• **Task statement**
Could you write out every entry exactly as it stands?

[Web page and app entries]
========

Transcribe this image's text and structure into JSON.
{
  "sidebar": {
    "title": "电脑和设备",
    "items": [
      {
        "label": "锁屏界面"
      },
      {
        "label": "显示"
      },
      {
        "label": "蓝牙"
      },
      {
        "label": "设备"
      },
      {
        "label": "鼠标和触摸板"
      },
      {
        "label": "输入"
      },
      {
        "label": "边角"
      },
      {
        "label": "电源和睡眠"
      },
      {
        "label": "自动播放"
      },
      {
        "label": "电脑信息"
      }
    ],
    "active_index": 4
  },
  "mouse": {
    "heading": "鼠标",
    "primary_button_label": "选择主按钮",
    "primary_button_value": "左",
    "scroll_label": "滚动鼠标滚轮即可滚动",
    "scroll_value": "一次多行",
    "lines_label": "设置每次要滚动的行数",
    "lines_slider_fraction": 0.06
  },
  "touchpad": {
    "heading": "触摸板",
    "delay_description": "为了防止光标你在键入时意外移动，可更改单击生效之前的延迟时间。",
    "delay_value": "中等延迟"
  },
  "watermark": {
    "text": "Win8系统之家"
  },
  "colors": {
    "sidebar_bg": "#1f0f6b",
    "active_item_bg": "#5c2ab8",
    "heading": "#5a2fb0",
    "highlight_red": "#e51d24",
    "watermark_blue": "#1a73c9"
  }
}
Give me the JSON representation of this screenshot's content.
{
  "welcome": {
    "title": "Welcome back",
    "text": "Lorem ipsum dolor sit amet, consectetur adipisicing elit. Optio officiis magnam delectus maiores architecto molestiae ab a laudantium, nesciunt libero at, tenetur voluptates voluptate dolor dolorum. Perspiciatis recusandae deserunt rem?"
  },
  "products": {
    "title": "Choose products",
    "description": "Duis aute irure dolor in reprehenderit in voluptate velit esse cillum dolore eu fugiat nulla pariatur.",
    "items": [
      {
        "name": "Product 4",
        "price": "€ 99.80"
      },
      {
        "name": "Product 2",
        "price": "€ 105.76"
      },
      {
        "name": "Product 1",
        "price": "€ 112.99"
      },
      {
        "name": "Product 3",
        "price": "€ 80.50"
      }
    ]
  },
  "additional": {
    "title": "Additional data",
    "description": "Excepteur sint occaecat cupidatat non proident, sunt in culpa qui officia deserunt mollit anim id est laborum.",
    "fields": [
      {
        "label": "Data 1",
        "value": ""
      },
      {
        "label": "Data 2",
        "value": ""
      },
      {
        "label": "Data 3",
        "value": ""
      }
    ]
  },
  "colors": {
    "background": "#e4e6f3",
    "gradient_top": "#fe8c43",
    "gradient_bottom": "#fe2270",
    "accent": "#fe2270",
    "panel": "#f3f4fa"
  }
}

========

• **Reply to the exercise**
Transcribe this image's text and structure into JSON.
{
  "sidebar": {
    "title": "电脑和设备",
    "items": [
      {
        "label": "锁屏界面"
      },
      {
        "label": "显示"
      },
      {
        "label": "蓝牙"
      },
      {
        "label": "设备"
      },
      {
        "label": "鼠标和触摸板"
      },
      {
        "label": "输入"
      },
      {
        "label": "边角"
      },
      {
        "label": "电源和睡眠"
      },
      {
        "label": "自动播放"
      },
      {
        "label": "电脑信息"
      }
    ],
    "active_index": 4
  },
  "mouse": {
    "heading": "鼠标",
    "primary_button_label": "选择主按钮",
    "primary_button_value": "左",
    "scroll_label": "滚动鼠标滚轮即可滚动",
    "scroll_value": "一次多行",
    "lines_label": "设置每次要滚动的行数",
    "lines_slider_fraction": 0.06
  },
  "touchpad": {
    "heading": "触摸板",
    "delay_description": "为了防止光标你在键入时意外移动，可更改单击生效之前的延迟时间。",
    "delay_value": "中等延迟"
  },
  "watermark": {
    "text": "Win8系统之家"
  },
  "colors": {
    "sidebar_bg": "#1f0f6b",
    "active_item_bg": "#5c2ab8",
    "heading": "#5a2fb0",
    "highlight_red": "#e51d24",
    "watermark_blue": "#1a73c9"
  }
}
Give me the JSON representation of this screenshot's content.
{
  "welcome": {
    "title": "Welcome back",
    "text": "Lorem ipsum dolor sit amet, consectetur adipisicing elit. Optio officiis magnam delectus maiores architecto molestiae ab a laudantium, nesciunt libero at, tenetur voluptates voluptate dolor dolorum. Perspiciatis recusandae deserunt rem?"
  },
  "products": {
    "title": "Choose products",
    "description": "Duis aute irure dolor in reprehenderit in voluptate velit esse cillum dolore eu fugiat nulla pariatur.",
    "items": [
      {
        "name": "Product 4",
        "price": "€ 99.80"
      },
      {
        "name": "Product 2",
        "price": "€ 105.76"
      },
      {
        "name": "Product 1",
        "price": "€ 112.99"
      },
      {
        "name": "Product 3",
        "price": "€ 80.50"
      }
    ]
  },
  "additional": {
    "title": "Additional data",
    "description": "Excepteur sint occaecat cupidatat non proident, sunt in culpa qui officia deserunt mollit anim id est laborum.",
    "fields": [
      {
        "label": "Data 1",
        "value": ""
      },
      {
        "label": "Data 2",
        "value": ""
      },
      {
        "label": "Data 3",
        "value": ""
      }
    ]
  },
  "colors": {
    "background": "#e4e6f3",
    "gradient_top": "#fe8c43",
    "gradient_bottom": "#fe2270",
    "accent": "#fe2270",
    "panel": "#f3f4fa"
  }
}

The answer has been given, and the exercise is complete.